While some fields are just a few weeks away from harvest, Monfort cautions growers about applying additional fungicides or insecticides, especially if there’s little to no rain in the forecast, to aid in the crop’s late-season growth.
“We need to assess what our crop situation is and see what’s out there so we can figure out what the best course of action is as we get closer to harvest,” he said.
It is crucial for peanut growers to physically get into their fields and closely assess their crop.
“If they’re not taking a look and they’re not paying close attention, they’re either going to lose what they’ve got or they’re going to put more money into it than what they need to,” he said.
Half Of State’s Acreage Is Dryland

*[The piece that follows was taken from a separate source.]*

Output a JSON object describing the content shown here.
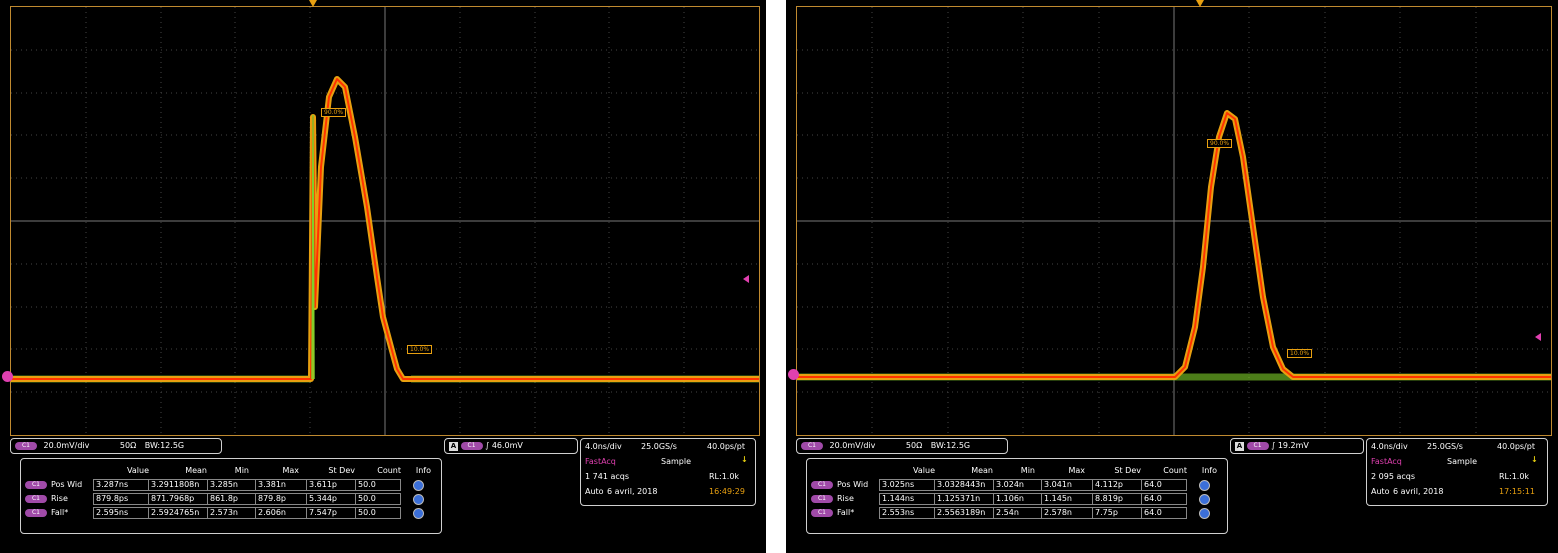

Monfort estimates that Georgia’s peanut crop hasn’t been this dry this late in the growing season since 2014. Since approximately half of the state’s crop is planted in dryland fields, or fields without irrigation, yields this year are expected to drop.
“We should see a drop in the state average as a whole, but how much is hard to say,” Monfort said. “One positive is that our irrigated crop looks pretty good right now.”
According to Wade Parker, Agriculture and Natural Resources program development coordinator for southeast Georgia, some counties in east Georgia haven’t received substantial rainfall since July 4.
Georgia’s drought conditions are largely concentrated in the middle and southern portions of the state, according to the U.S. Drought Monitor.
Middle Georgia counties Pulaski, Houston, Twiggs, Wilkinson, Bleckley and Laurens; along with southeastern counties Burke, Jenkins and Screven; and southwestern counties Early, Clay, Quitman and Randolph are experiencing moderate drought conditions.
Counties near Georgia’s southern border, including Atkinson, Berrien, Clinch, Coffee, Colquitt, Cook, Grady, Thomas and Ware, are classified as having abnormally dry conditions.
The University of Georgia contributed this article.